After all of that exploration, we are sure you’ll work up an appetite, which we certainly did on several occasions in our brief time in this Ligurian hideaway. Quite honestly one of our best meals was in the Grand Hotel Portovenere’s Palmaria restaurant undertaken by the talented Executive Chef Francesco Parravicini.
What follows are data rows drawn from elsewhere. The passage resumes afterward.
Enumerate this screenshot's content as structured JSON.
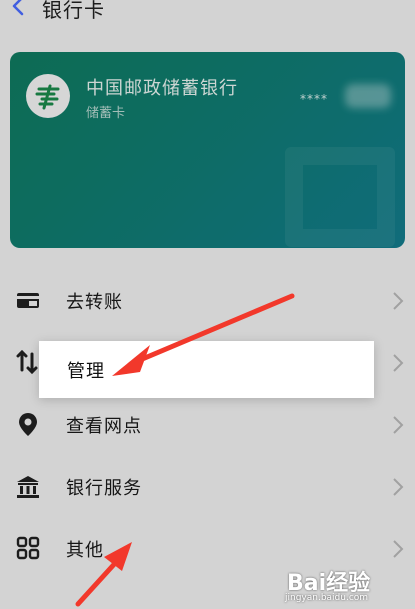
{
  "header": {
    "title": "银行卡"
  },
  "card": {
    "bank_name": "中国邮政储蓄银行",
    "card_type": "储蓄卡",
    "masked_number": "****"
  },
  "menu": {
    "items": [
      {
        "label": "去转账",
        "icon": "transfer-card-icon"
      },
      {
        "label": "",
        "icon": "exchange-icon"
      },
      {
        "label": "查看网点",
        "icon": "location-pin-icon"
      },
      {
        "label": "银行服务",
        "icon": "bank-building-icon"
      },
      {
        "label": "其他",
        "icon": "grid-icon"
      }
    ]
  },
  "popup": {
    "label": "管理"
  },
  "colors": {
    "card_start": "#0f7a5f",
    "card_end": "#137c8c",
    "arrow": "#f2382b"
  },
  "watermark": {
    "brand": "Bai经验",
    "url": "jingyan.baidu.com"
  }
}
A soft candle-lit affair overlooking the sea where we were presented with a number of platters of ‘piatti tipici’ (local specialities) including a steaming plate of trofie al pesto. These short, fat handmade pasta are local to La Spezia and are absolutely delicious with the delicate pesto, a combination of basil leaves, parmigiana, garlic paste and pine seeds. We followed with grilled Monkfish over a sweet potato cream and taggiasche olives. It was an abundance of flavors washed down with a crisp Vermentino white wine, perfectly balanced for a fish meal, from the Cinque Terre, La Spezia area.
Other local delights that I recommend trying are stuffed anchovies, which you can sometimes find on the main street in town. I'd also grab some beautiful salty focaccia bread which can be sliced in half and stuffed with anything you want. My personal favorite is farinata. Just imagine the best chickpea pancake you’ll ever have, it’s baked in a huge pan in a wood oven and then cut into slices, best served warm from the oven. While not exactly a ‘light’ option, the nutty, crispy flavor gets me every time, plus for those who have gluten allergies -- it’s a perfect solution.
While there is no train station to Portovenere, you can arrive at La Spezia and transfer by bus, taxi, or ferry boat, which docks right in the center of town. For more details on how to get there by bus, we recommend this article. For those driving here, keep in in mind there is a one-way loop through town and you must pay to park.
Where to stay
Grand Hotel Portovenere, a lovely luxury historical hotel recently renovated in the best place in town, with stunning views overlooking the bay. We recommend asking for a room with sea views. An added plus is that if you book direct, they throw in the parking fee for free (20€ otherwise). address: Via G. Garibaldi, 5 - 19025 | Portovenere.